Take every line from the records below that includes the word "observeChanges".

---------- EXERCISE DATA

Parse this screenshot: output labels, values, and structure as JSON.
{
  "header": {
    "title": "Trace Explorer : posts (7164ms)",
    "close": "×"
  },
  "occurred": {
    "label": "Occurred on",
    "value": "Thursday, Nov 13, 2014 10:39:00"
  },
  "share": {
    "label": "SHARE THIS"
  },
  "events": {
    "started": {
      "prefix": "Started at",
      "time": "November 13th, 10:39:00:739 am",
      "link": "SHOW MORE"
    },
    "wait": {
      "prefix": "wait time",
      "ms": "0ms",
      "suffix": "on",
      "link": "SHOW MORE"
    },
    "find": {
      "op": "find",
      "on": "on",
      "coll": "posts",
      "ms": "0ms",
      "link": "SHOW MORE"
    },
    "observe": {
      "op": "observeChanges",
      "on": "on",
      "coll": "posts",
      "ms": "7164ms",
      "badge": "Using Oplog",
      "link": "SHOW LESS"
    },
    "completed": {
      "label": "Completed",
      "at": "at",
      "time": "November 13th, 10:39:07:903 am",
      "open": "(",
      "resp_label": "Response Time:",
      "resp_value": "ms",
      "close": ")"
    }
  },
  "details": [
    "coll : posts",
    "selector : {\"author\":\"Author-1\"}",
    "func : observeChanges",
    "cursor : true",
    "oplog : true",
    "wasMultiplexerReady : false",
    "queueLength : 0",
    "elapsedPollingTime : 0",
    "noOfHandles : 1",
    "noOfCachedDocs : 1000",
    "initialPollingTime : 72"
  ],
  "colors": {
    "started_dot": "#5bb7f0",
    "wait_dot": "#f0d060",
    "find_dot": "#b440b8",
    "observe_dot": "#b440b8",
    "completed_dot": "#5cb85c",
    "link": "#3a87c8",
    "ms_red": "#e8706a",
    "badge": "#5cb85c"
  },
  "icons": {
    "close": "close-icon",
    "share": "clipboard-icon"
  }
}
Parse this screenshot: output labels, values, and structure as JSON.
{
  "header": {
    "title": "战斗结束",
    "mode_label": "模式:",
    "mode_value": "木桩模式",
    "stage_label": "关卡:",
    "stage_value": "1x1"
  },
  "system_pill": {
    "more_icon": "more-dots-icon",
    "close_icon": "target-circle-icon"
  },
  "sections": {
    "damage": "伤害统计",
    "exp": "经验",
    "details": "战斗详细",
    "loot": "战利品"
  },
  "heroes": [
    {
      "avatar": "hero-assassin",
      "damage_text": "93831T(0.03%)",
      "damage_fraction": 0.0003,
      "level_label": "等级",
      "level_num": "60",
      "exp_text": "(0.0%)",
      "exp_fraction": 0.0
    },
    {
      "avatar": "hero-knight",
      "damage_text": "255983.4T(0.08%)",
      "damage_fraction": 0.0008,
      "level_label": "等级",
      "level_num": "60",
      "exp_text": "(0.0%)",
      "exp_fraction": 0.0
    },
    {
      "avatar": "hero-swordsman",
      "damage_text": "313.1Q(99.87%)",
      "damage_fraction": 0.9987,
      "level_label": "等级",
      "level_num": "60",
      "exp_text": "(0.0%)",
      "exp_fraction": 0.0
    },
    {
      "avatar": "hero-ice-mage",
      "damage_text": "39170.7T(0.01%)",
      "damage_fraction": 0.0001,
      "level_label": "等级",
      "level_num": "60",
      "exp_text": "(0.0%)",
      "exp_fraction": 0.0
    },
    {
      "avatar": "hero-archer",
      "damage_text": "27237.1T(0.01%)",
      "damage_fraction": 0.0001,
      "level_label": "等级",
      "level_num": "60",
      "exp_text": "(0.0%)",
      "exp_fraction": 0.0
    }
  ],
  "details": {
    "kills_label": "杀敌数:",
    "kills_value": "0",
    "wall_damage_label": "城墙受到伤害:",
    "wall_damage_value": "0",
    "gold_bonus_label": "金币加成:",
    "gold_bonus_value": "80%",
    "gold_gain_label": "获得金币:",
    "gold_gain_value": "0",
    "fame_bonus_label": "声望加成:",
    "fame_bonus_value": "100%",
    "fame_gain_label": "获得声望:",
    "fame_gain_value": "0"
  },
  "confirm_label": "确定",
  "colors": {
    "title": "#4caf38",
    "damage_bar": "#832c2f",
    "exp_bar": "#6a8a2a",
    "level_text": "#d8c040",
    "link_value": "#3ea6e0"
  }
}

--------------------

▶ **SOLUTION TO THIS PROBLEM**:
      "op": "observeChanges",
    "func : observeChanges",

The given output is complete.